Since I clearly remembered the White House event, in March 2009, with which Obama opened his campaign to reorganize healthcare-insurance markets, I couldn’t resist a taking a little peek back at the history of what happened next. Obama’s proposal’s was patterned on Massachusetts’'s 2006 adoption of “Romney Care,” itself based on a Republican proposal for an individual mandate advanced ten years before, in opposition to Hillary Clinton’s more ambitious plans. Obama invited 150 participants to a conference, drawn from all corners of the debate, including Congressional Republican leaders.
In “The Party of No,” a chapter in The New New Deal:The Hidden Story of Change in the Obama Era, author Michael Grunwald describes the evolution of the Republican leadership’s thinking the wake of Democratic victories – not just the White House, but control of both houses of Congress. Eric Cantor (R.-Va.) was the minority whip then, transparently coveting minority leader John Boehner’s job. Cantor’s deputy, Kevin McCarthy (R.-Calif.), and Paul Ryan (R.-Wis.) were said to be the GOP’s “young guns.” Rep. Mike Pence (R.-Ind. chaired an initial conference of the party’s leadership in Annapolis. Grunwald wrote:
"The new leaders who gathered in Annapolis had a new mantra. Our mistake was abandoning our principles, not following our principles. They saw John McCain as a typical Republican In Name Only (RINO) who had sought electoral salvation in ideological equivocation – and look what happened to him. They even revised their opinions of George W. Bush, who in retrospect seemed less a conservative hero, more a big-spending apostate.''
“Most important, Republicans need to stick together as a team,” exhorted Senate Minority Leader Mitch McConnell. And so they did. The Tea Party election came next, in 2010. Republicans took back the House. Obama was re-elected in 2012. In 2014, Republicans took back the Senate. And by 2016, the strategy of full-throated opposition seemed to have worked. Republicans won the White House.

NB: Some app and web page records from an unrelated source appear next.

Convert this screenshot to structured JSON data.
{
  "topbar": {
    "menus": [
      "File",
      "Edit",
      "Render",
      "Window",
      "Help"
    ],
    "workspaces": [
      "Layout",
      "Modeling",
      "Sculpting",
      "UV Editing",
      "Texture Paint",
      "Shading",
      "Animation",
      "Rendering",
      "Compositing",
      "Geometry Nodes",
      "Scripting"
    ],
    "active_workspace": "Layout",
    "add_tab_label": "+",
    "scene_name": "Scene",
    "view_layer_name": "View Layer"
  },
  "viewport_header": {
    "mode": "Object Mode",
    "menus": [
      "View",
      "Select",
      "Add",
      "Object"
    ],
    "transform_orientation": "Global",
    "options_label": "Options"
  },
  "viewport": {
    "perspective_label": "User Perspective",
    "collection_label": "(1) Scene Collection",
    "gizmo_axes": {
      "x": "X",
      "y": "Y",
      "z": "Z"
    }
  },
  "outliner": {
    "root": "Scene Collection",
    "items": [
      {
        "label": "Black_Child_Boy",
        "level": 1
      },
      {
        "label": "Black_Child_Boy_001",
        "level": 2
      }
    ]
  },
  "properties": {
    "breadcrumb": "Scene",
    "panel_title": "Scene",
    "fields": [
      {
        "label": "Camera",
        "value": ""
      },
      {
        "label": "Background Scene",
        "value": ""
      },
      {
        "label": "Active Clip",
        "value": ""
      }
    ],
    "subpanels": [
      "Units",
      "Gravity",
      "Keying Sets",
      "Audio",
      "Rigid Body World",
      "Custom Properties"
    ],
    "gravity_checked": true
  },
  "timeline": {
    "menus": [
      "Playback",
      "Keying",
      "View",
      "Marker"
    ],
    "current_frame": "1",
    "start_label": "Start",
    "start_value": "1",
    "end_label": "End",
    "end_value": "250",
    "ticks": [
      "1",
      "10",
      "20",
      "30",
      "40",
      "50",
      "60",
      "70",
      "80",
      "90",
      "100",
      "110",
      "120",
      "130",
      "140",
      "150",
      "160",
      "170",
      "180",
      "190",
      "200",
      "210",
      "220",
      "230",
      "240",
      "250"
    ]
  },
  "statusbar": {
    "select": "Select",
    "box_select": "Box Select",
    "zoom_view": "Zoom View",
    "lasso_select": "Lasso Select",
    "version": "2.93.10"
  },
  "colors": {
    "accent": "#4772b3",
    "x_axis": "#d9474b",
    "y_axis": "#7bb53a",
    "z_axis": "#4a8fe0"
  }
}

At least in the matter of healthcare legislation, the Republicans clearly fired the first shot, opposing a program of their own invention just because the opposition party had embraced it. Let McCain’s exaggeration on this count pass. In the offer of olive branches, no more than in lapidary inscriptions, is a man upon his oath. The path back to the state of mind Senate rules describe as “normal order” is much as McCain described it:
Incremental progress, compromises that each side criticize but also accept, just plain muddling through to chip away at problems and keep our enemies from doing their worst isn’t glamorous or exciting. It doesn’t feel like a political triumph. But it’s usually the most we can expect from our system of government, operating in a country as diverse and quarrelsome and free as ours.
In “The Sanctimony and Sin of G.O.P, ‘Moderates','' New York Times columnist Paul Krugman, writing last week before McCain’s vote last Thursday against his party, invited readers “to consider the awfulness of Senator John McCain.” Indeed, Krugman condemned all politicians “who pretend to be open-minded, decry partisanship, tut-tut about incivility and act as enablers for the extremists again and again.” Krugman wrote:
"I started with McCain because so many journalists still fall for his pose as an independent-minded maverick, ignoring the reality that he’s a reliable yes-man whenever it matters.''
Krugman has got it exactly backwards. On the two occasions of the last 10 years when it has mattered most, McCain stood in the center, with the majority consensus, against his party’s leaders (and, often enough, in matters of lesser issues as well, especially immigration and campaign finance). Krugman, himself an unbridled partisan, should stop insisting that there are no Republican moderates. The road back to “regular order” begins with giving credit where credit is due.
David Warsh, a longtime business and political columnist and an economic historian, is proprietor of economicprincipals.com.